*** Begin section ***

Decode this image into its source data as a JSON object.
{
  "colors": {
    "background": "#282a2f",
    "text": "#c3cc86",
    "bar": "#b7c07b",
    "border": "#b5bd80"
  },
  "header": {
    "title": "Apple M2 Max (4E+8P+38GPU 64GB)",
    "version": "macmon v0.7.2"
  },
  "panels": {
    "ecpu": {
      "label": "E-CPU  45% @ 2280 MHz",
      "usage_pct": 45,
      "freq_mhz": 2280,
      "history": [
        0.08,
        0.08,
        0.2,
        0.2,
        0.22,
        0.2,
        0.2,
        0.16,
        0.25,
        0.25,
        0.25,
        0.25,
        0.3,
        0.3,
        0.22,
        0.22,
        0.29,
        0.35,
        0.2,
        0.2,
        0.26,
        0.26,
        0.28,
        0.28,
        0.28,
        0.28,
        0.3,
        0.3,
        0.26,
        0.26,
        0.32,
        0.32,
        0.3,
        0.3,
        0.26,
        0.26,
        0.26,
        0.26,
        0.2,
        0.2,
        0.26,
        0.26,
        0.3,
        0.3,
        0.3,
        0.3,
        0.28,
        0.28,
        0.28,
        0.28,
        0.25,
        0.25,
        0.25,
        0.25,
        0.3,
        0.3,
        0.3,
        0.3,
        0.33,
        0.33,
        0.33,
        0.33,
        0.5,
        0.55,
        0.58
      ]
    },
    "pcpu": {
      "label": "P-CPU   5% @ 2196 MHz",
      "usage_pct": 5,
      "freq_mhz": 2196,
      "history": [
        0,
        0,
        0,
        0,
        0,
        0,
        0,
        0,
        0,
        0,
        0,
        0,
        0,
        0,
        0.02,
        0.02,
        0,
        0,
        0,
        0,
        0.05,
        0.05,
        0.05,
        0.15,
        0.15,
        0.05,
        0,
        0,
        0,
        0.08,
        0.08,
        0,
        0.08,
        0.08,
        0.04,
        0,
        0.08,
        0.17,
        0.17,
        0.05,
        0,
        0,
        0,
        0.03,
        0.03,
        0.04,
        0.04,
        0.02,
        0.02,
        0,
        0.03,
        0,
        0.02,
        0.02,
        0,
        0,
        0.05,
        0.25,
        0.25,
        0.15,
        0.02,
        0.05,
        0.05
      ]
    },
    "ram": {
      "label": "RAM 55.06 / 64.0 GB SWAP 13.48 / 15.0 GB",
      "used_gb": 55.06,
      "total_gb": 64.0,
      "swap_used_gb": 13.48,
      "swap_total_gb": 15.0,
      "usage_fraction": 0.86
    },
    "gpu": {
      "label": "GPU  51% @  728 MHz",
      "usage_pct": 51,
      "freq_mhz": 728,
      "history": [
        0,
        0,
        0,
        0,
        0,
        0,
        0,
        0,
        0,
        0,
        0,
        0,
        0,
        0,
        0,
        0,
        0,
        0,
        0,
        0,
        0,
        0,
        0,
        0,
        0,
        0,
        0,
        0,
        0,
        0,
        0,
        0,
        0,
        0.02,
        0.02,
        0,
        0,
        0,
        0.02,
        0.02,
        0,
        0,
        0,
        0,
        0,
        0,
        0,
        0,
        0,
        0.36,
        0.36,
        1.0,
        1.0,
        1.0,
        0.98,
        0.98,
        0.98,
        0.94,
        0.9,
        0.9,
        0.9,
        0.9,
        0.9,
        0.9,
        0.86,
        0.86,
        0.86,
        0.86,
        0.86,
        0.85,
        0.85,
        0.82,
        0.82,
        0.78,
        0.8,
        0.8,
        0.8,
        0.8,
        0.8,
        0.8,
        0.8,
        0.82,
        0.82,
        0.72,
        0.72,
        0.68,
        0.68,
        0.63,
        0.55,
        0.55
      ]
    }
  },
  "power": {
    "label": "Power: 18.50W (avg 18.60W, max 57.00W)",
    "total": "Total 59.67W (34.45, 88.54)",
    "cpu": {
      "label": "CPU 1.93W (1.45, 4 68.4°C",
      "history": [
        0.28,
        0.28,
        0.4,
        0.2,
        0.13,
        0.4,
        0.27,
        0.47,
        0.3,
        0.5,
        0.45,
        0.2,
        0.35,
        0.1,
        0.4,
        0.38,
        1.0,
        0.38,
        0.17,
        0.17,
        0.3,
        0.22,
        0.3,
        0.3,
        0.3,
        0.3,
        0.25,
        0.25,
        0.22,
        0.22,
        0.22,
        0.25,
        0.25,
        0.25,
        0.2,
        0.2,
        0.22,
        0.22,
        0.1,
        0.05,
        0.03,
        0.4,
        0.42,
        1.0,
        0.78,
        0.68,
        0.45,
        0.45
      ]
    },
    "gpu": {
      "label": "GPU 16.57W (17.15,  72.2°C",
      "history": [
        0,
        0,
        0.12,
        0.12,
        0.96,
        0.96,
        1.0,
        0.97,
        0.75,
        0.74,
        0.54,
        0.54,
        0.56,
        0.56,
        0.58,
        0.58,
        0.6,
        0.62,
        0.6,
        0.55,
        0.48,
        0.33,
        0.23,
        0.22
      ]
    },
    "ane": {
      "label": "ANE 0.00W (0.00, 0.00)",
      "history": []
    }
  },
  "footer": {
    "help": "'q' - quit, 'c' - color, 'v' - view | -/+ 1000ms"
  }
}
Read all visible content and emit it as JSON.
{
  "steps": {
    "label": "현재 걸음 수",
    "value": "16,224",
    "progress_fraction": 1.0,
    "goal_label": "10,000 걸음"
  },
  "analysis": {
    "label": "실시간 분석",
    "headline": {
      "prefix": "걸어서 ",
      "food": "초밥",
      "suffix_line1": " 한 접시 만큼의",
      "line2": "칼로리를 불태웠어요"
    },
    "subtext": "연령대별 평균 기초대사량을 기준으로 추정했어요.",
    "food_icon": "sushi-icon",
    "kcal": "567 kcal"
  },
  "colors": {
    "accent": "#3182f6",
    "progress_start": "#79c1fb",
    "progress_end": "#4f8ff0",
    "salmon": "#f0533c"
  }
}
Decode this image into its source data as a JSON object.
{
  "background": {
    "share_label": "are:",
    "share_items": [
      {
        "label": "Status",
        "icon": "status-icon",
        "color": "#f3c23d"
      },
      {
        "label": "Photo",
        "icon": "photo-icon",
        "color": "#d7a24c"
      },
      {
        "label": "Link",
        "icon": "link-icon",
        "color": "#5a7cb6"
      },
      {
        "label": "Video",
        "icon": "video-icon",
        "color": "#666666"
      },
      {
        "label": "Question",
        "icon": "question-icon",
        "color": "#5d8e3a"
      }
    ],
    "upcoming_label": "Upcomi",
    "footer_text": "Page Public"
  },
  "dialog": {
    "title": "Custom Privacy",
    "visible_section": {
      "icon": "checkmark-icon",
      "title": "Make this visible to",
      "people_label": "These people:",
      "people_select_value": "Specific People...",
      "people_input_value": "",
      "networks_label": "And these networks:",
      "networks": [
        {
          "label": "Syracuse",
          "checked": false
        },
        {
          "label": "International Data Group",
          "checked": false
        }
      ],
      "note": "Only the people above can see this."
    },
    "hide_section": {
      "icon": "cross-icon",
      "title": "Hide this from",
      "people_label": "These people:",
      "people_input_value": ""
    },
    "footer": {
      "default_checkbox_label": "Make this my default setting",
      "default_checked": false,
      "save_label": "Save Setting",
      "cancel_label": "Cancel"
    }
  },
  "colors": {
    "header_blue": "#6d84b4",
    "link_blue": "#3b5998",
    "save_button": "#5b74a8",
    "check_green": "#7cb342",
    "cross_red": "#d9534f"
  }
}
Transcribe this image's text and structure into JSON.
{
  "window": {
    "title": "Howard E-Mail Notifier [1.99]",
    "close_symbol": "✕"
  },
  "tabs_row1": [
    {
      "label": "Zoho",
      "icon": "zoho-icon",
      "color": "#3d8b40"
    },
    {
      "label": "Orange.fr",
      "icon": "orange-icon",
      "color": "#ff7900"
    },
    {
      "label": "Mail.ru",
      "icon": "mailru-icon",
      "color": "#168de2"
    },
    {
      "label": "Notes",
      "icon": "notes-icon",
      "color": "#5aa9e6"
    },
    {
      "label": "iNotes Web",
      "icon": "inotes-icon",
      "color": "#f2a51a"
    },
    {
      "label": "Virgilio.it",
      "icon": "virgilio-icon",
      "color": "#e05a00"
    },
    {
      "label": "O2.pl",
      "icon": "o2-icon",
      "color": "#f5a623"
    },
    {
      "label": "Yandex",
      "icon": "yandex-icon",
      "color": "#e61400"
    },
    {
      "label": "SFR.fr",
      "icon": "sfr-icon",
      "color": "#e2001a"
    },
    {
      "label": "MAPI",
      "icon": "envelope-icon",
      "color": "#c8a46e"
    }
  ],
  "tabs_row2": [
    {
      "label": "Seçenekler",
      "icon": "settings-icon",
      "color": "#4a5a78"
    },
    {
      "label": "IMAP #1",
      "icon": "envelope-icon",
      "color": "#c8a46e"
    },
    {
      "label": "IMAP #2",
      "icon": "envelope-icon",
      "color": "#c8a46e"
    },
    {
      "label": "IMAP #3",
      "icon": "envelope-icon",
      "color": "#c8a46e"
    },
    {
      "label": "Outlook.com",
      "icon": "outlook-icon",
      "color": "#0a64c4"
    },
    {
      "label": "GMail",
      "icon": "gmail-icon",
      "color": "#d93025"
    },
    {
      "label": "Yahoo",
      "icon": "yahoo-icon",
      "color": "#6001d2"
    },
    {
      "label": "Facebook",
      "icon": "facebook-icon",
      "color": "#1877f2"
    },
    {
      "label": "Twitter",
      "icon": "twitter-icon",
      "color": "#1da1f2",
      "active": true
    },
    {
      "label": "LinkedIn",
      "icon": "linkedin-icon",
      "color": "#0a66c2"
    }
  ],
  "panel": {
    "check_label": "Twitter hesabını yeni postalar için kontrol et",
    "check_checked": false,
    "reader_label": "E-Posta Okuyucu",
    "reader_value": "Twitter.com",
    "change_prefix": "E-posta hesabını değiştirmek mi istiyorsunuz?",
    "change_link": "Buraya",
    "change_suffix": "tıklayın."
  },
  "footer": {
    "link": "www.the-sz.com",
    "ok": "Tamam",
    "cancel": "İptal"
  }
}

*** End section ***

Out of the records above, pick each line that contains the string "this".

Exercise result
Decode this image into its source data as a JSON object.
Decode this image into its source data as a JSON object.
      "title": "Make this visible to",
      "note": "Only the people above can see this."
      "title": "Hide this from",
      "default_checkbox_label": "Make this my default setting",
Transcribe this image's text and structure into JSON.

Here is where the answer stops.